It's probably not the first time this question is asked, but I got no luck with my Google searches and tours of the LLVM code-base.
I would like to, in the safest, most correct and most general way possible, schedule MachineInstrs across basic blocks. The idea is that in an in-order issue but out-of-order retire machine (common in many open-source FPGA-based microprocessors, that are in-order but have several execution units), it is important to consume the result of instructions as late as possible. For instance, "1+(1/x)" should issue the division as early as possible, but wait as much as possible before having to add 1 to the result of the division.
All the scheduling approaches that I've found in LLVM seem to work on basic blocks. More precisely, they work on scheduling regions, that are sub-portions of basic blocks. I have found the LLVM bitcode Sink pass that moves instructions down to later basic blocks, and the MachineSink pass, that does the same but for MachineInstrs.
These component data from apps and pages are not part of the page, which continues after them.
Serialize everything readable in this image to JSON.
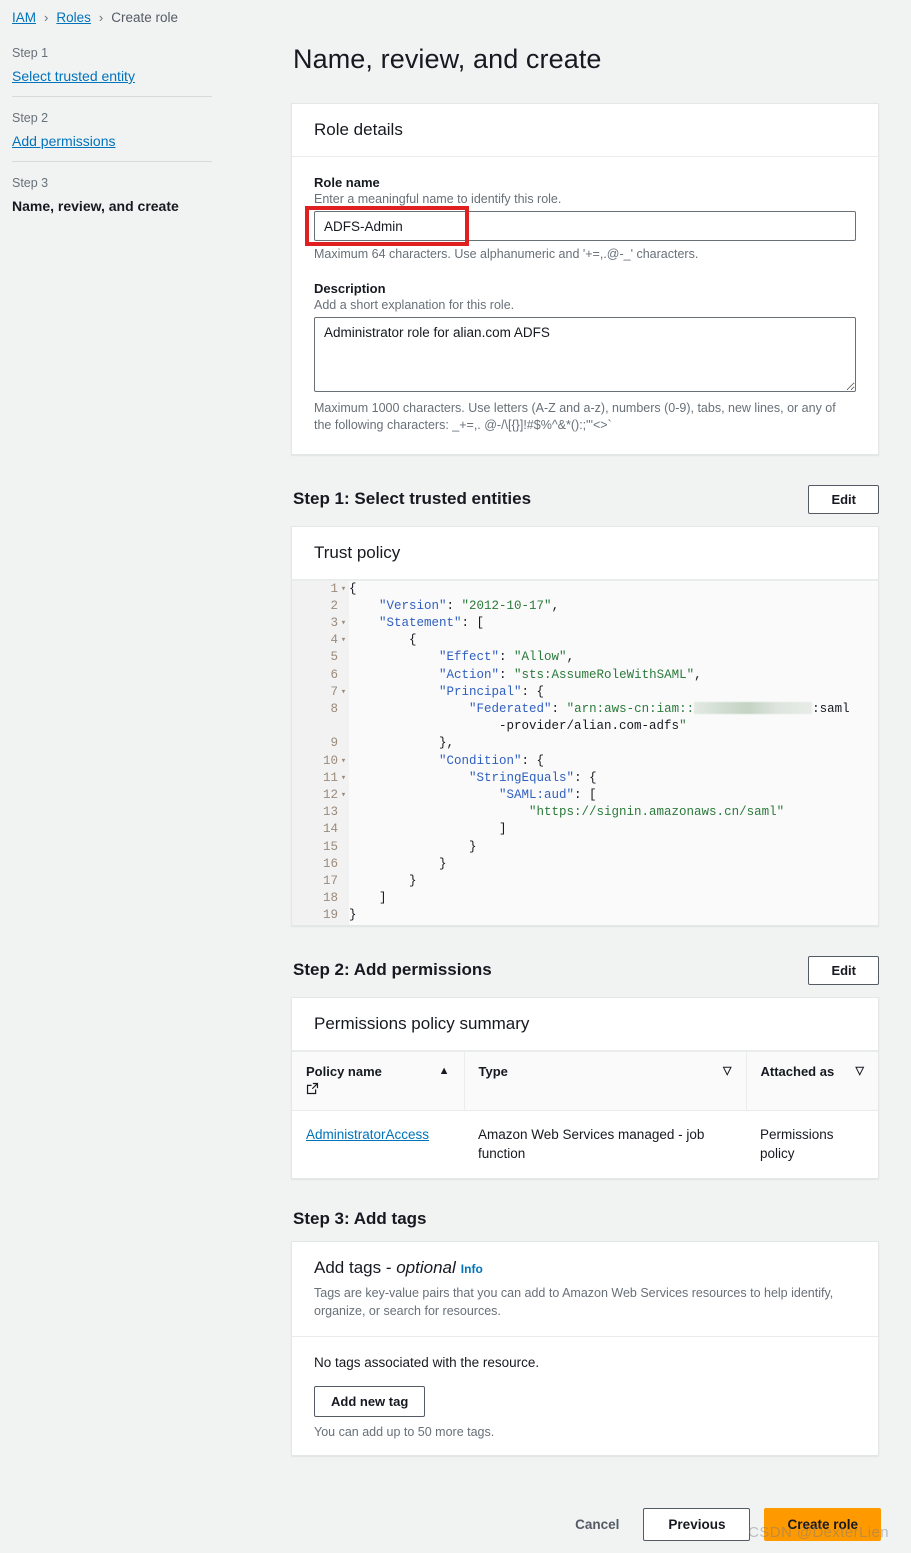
{
  "breadcrumb": {
    "items": [
      {
        "label": "IAM",
        "type": "link"
      },
      {
        "label": "Roles",
        "type": "link"
      },
      {
        "label": "Create role",
        "type": "current"
      }
    ],
    "separator": "›"
  },
  "sidebar": {
    "steps": [
      {
        "num": "Step 1",
        "label": "Select trusted entity",
        "current": false
      },
      {
        "num": "Step 2",
        "label": "Add permissions",
        "current": false
      },
      {
        "num": "Step 3",
        "label": "Name, review, and create",
        "current": true
      }
    ]
  },
  "page": {
    "title": "Name, review, and create"
  },
  "role_details": {
    "card_title": "Role details",
    "role_name": {
      "label": "Role name",
      "description": "Enter a meaningful name to identify this role.",
      "value": "ADFS-Admin",
      "hint": "Maximum 64 characters. Use alphanumeric and '+=,.@-_' characters."
    },
    "description": {
      "label": "Description",
      "description": "Add a short explanation for this role.",
      "value": "Administrator role for alian.com ADFS",
      "hint": "Maximum 1000 characters. Use letters (A-Z and a-z), numbers (0-9), tabs, new lines, or any of the following characters: _+=,. @-/\\[{}]!#$%^&*():;\"'<>`"
    }
  },
  "step1": {
    "heading": "Step 1: Select trusted entities",
    "edit_label": "Edit",
    "card_title": "Trust policy",
    "code_lines": [
      {
        "n": "1",
        "fold": true,
        "text": "{"
      },
      {
        "n": "2",
        "fold": false,
        "text": "    \"Version\": \"2012-10-17\","
      },
      {
        "n": "3",
        "fold": true,
        "text": "    \"Statement\": ["
      },
      {
        "n": "4",
        "fold": true,
        "text": "        {"
      },
      {
        "n": "5",
        "fold": false,
        "text": "            \"Effect\": \"Allow\","
      },
      {
        "n": "6",
        "fold": false,
        "text": "            \"Action\": \"sts:AssumeRoleWithSAML\","
      },
      {
        "n": "7",
        "fold": true,
        "text": "            \"Principal\": {"
      },
      {
        "n": "8",
        "fold": false,
        "text": "                \"Federated\": \"arn:aws-cn:iam::[REDACTED]:saml"
      },
      {
        "n": "",
        "fold": false,
        "text": "                    -provider/alian.com-adfs\""
      },
      {
        "n": "9",
        "fold": false,
        "text": "            },"
      },
      {
        "n": "10",
        "fold": true,
        "text": "            \"Condition\": {"
      },
      {
        "n": "11",
        "fold": true,
        "text": "                \"StringEquals\": {"
      },
      {
        "n": "12",
        "fold": true,
        "text": "                    \"SAML:aud\": ["
      },
      {
        "n": "13",
        "fold": false,
        "text": "                        \"https://signin.amazonaws.cn/saml\""
      },
      {
        "n": "14",
        "fold": false,
        "text": "                    ]"
      },
      {
        "n": "15",
        "fold": false,
        "text": "                }"
      },
      {
        "n": "16",
        "fold": false,
        "text": "            }"
      },
      {
        "n": "17",
        "fold": false,
        "text": "        }"
      },
      {
        "n": "18",
        "fold": false,
        "text": "    ]"
      },
      {
        "n": "19",
        "fold": false,
        "text": "}"
      }
    ]
  },
  "step2": {
    "heading": "Step 2: Add permissions",
    "edit_label": "Edit",
    "card_title": "Permissions policy summary",
    "columns": [
      {
        "label": "Policy name",
        "sort": "▲",
        "has_external_icon": true
      },
      {
        "label": "Type",
        "sort": "▽",
        "has_external_icon": false
      },
      {
        "label": "Attached as",
        "sort": "▽",
        "has_external_icon": false
      }
    ],
    "rows": [
      {
        "policy_name": "AdministratorAccess",
        "type": "Amazon Web Services managed - job function",
        "attached_as": "Permissions policy"
      }
    ]
  },
  "step3": {
    "heading": "Step 3: Add tags",
    "card_title": "Add tags - ",
    "card_title_optional": "optional",
    "info_label": "Info",
    "card_subtitle": "Tags are key-value pairs that you can add to Amazon Web Services resources to help identify, organize, or search for resources.",
    "empty_text": "No tags associated with the resource.",
    "add_tag_label": "Add new tag",
    "limit_text": "You can add up to 50 more tags."
  },
  "footer": {
    "cancel_label": "Cancel",
    "previous_label": "Previous",
    "create_label": "Create role"
  },
  "watermark": {
    "text": "CSDN @DexterLien"
  },
  "colors": {
    "accent_link": "#0073bb",
    "create_button": "#ff9900",
    "annotation_box": "#e02020",
    "page_background": "#f1f3f3",
    "json_key": "#2f5fc0",
    "json_string": "#2a7a3a"
  }
}
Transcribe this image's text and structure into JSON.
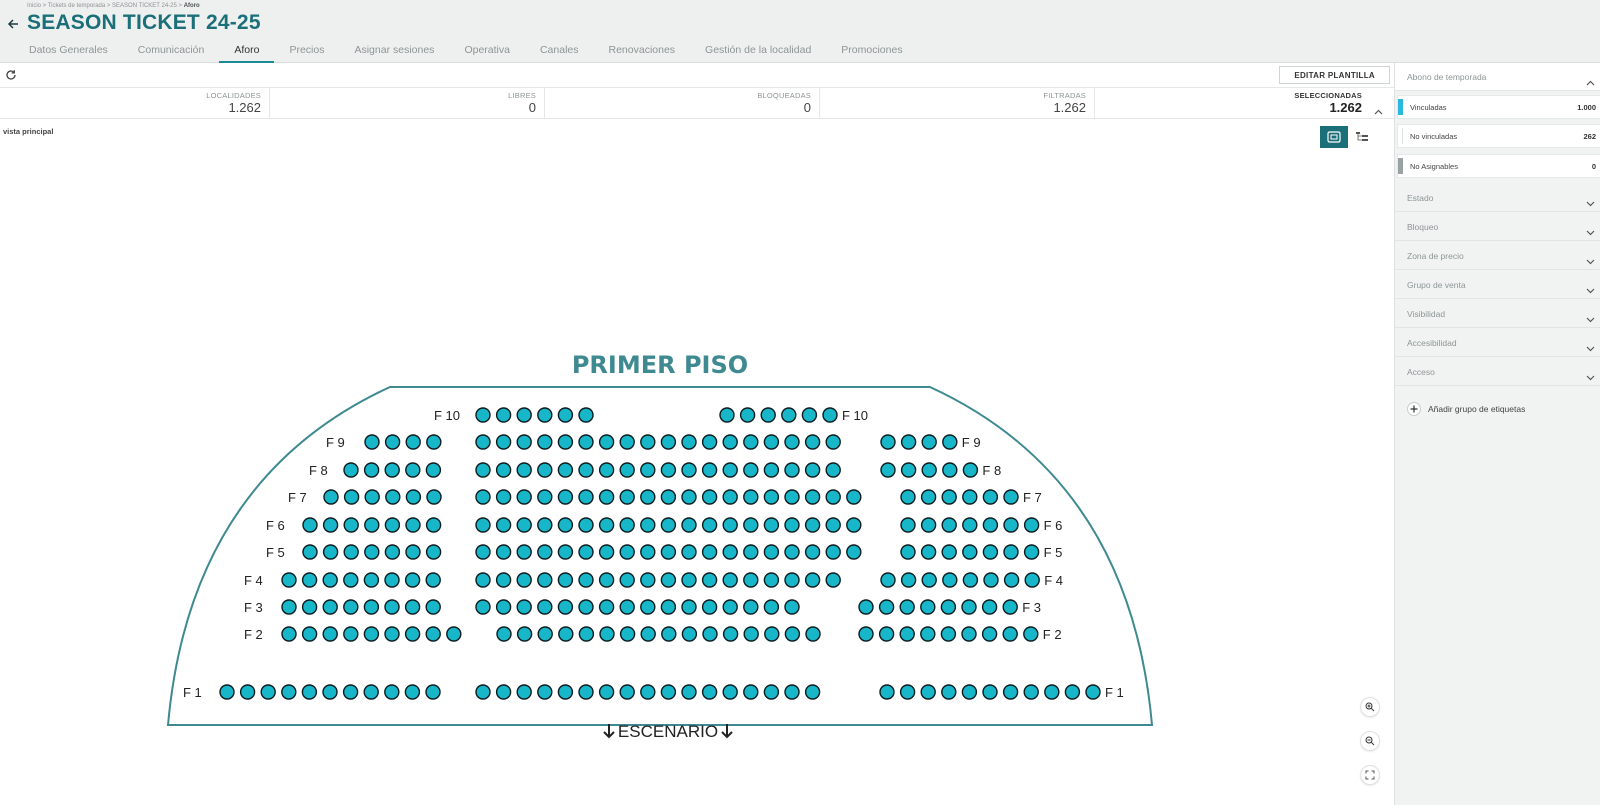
{
  "breadcrumb": {
    "path": "Inicio > Tickets de temporada > SEASON TICKET 24-25 > ",
    "current": "Aforo"
  },
  "title": "SEASON TICKET 24-25",
  "tabs": [
    {
      "label": "Datos Generales",
      "active": false
    },
    {
      "label": "Comunicación",
      "active": false
    },
    {
      "label": "Aforo",
      "active": true
    },
    {
      "label": "Precios",
      "active": false
    },
    {
      "label": "Asignar sesiones",
      "active": false
    },
    {
      "label": "Operativa",
      "active": false
    },
    {
      "label": "Canales",
      "active": false
    },
    {
      "label": "Renovaciones",
      "active": false
    },
    {
      "label": "Gestión de la localidad",
      "active": false
    },
    {
      "label": "Promociones",
      "active": false
    }
  ],
  "toolbar": {
    "edit_label": "EDITAR PLANTILLA"
  },
  "stats": [
    {
      "label": "LOCALIDADES",
      "value": "1.262"
    },
    {
      "label": "LIBRES",
      "value": "0"
    },
    {
      "label": "BLOQUEADAS",
      "value": "0"
    },
    {
      "label": "FILTRADAS",
      "value": "1.262"
    },
    {
      "label": "SELECCIONADAS",
      "value": "1.262"
    }
  ],
  "view_label": "vista principal",
  "map": {
    "title": "PRIMER PISO",
    "stage_label": "ESCENARIO",
    "seat_color": "#17b6c9",
    "outline_color": "#3e8a90",
    "rows": [
      {
        "label": "F 10",
        "left_label": "F 10",
        "right_label": "F 10",
        "blocks": [
          6,
          6
        ],
        "hide_left_block": true
      },
      {
        "label": "F 9",
        "left_label": "F 9",
        "right_label": "F 9",
        "blocks": [
          4,
          18,
          4
        ]
      },
      {
        "label": "F 8",
        "left_label": "F 8",
        "right_label": "F 8",
        "blocks": [
          5,
          18,
          5
        ]
      },
      {
        "label": "F 7",
        "left_label": "F 7",
        "right_label": "F 7",
        "blocks": [
          6,
          19,
          6
        ]
      },
      {
        "label": "F 6",
        "left_label": "F 6",
        "right_label": "F 6",
        "blocks": [
          7,
          19,
          7
        ]
      },
      {
        "label": "F 5",
        "left_label": "F 5",
        "right_label": "F 5",
        "blocks": [
          7,
          19,
          7
        ]
      },
      {
        "label": "F 4",
        "left_label": "F 4",
        "right_label": "F 4",
        "blocks": [
          8,
          18,
          8
        ]
      },
      {
        "label": "F 3",
        "left_label": "F 3",
        "right_label": "F 3",
        "blocks": [
          8,
          16,
          8
        ]
      },
      {
        "label": "F 2",
        "left_label": "F 2",
        "right_label": "F 2",
        "blocks": [
          9,
          16,
          9
        ]
      },
      {
        "label": "F 1",
        "left_label": "F 1",
        "right_label": "F 1",
        "blocks": [
          11,
          17,
          11
        ]
      }
    ]
  },
  "sidebar": {
    "header": "Abono de temporada",
    "legend": [
      {
        "label": "Vinculadas",
        "value": "1.000",
        "color": "#2bb7e0"
      },
      {
        "label": "No vinculadas",
        "value": "262",
        "color": "#ffffff"
      },
      {
        "label": "No Asignables",
        "value": "0",
        "color": "#9aa3a3"
      }
    ],
    "sections": [
      {
        "label": "Estado"
      },
      {
        "label": "Bloqueo"
      },
      {
        "label": "Zona de precio"
      },
      {
        "label": "Grupo de venta"
      },
      {
        "label": "Visibilidad"
      },
      {
        "label": "Accesibilidad"
      },
      {
        "label": "Acceso"
      }
    ],
    "add_group_label": "Añadir grupo de etiquetas"
  }
}
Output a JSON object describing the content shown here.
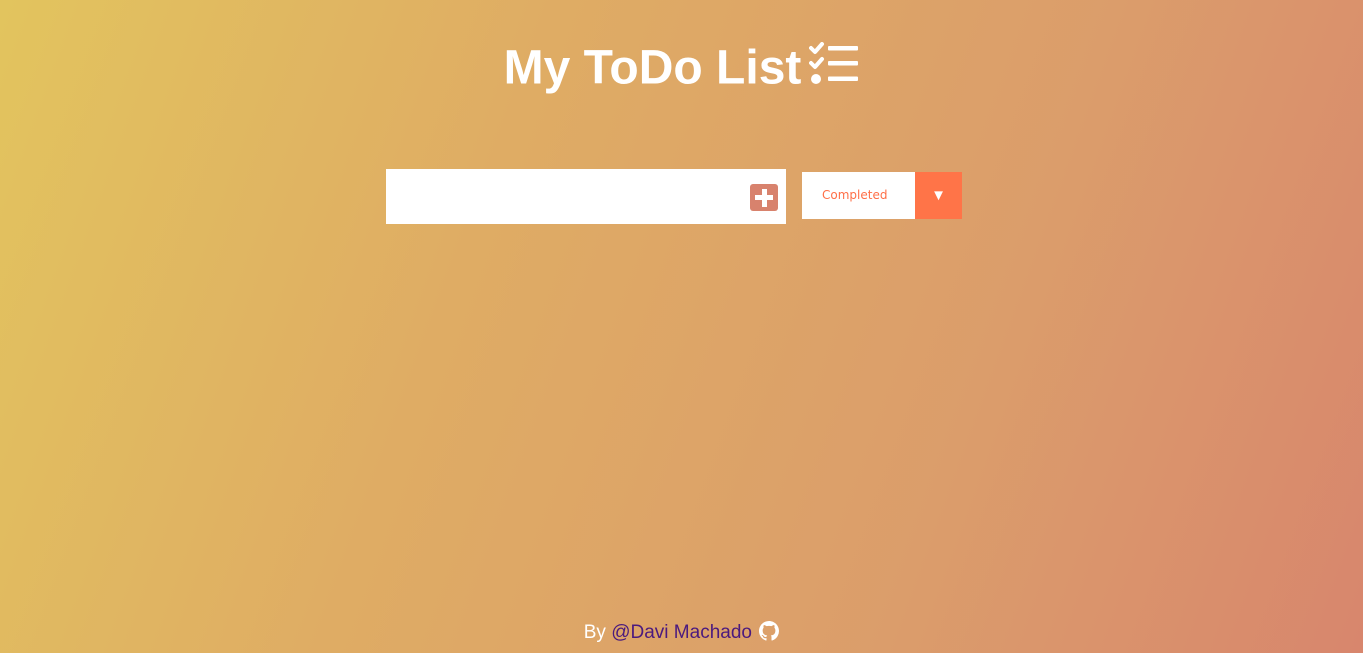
{
  "header": {
    "title": "My ToDo List",
    "icon": "tasks-checklist-icon"
  },
  "todo_form": {
    "input_value": "",
    "input_placeholder": "",
    "add_icon": "plus-square-icon"
  },
  "filter": {
    "selected": "Completed",
    "arrow_icon": "caret-down-icon",
    "arrow_glyph": "▼"
  },
  "todos": [],
  "footer": {
    "prefix": "By",
    "author_link": "@Davi Machado",
    "icon": "github-icon"
  },
  "colors": {
    "gradient_start": "#e2c45e",
    "gradient_end": "#d8866d",
    "accent": "#ff7448",
    "add_button": "#d8826d",
    "filter_text": "#ff6f47",
    "link": "#4b1a7e"
  }
}
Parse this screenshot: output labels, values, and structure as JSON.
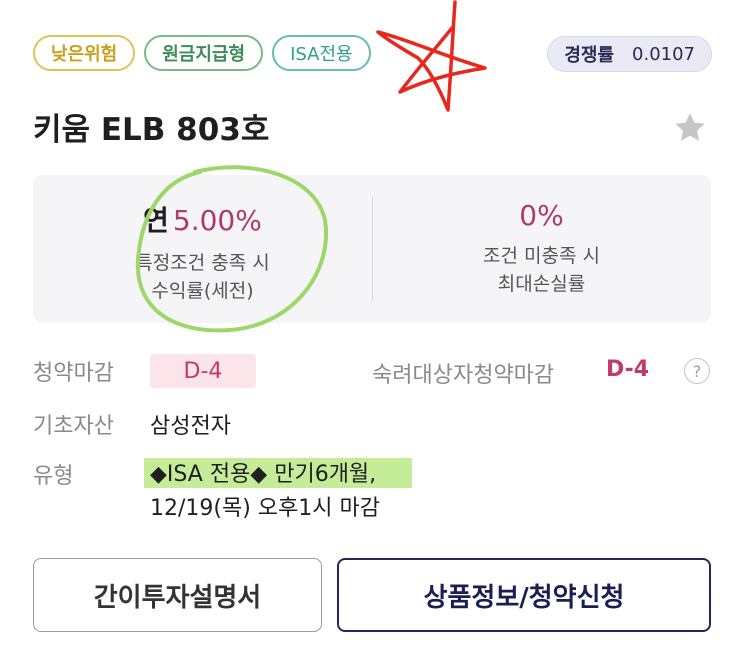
{
  "tags": [
    "낮은위험",
    "원금지급형",
    "ISA전용"
  ],
  "competition": {
    "label": "경쟁률",
    "value": "0.0107"
  },
  "product_title": "키움 ELB 803호",
  "rates": {
    "condition_met": {
      "prefix": "연",
      "value": "5.00%",
      "desc_line1": "특정조건 충족 시",
      "desc_line2": "수익률(세전)"
    },
    "condition_unmet": {
      "value": "0%",
      "desc_line1": "조건 미충족 시",
      "desc_line2": "최대손실률"
    }
  },
  "subscription_deadline": {
    "label": "청약마감",
    "value": "D-4"
  },
  "mature_investor_deadline": {
    "label": "숙려대상자청약마감",
    "value": "D-4",
    "help": "?"
  },
  "underlying_asset": {
    "label": "기초자산",
    "value": "삼성전자"
  },
  "product_type": {
    "label": "유형",
    "line1": "◆ISA 전용◆ 만기6개월,",
    "line2": "12/19(목) 오후1시 마감"
  },
  "buttons": {
    "summary": "간이투자설명서",
    "apply": "상품정보/청약신청"
  },
  "colors": {
    "accent": "#c23a6b",
    "primary_border": "#26265e",
    "highlight": "#96dc46",
    "annotation_red": "#e8281e"
  }
}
They address my problem, as long as I mark "fdiv" to be not-sinkable in TargetInstrInfo::shouldSink. However, they seem to sink sinkable instructions as much as possible, without much reasoning about how far they should be sunk, what the impact on register pressure it would have, etc. Am I correct? I also find it difficult to maintain to have some scheduling info in .td files, some in TargetSubtarget::adjustSchedDependency, and some in TargetInstrInfo::shouldSink.
So, is there something that I missed somewhere, and that could allow me to, preferably in one place, describe how various long-dependency instructions should be scheduled across basic blocks? Things like "fsin should be emitted as early as possible" and "consumers of sink can wait after <that whole loop> before being emitted"?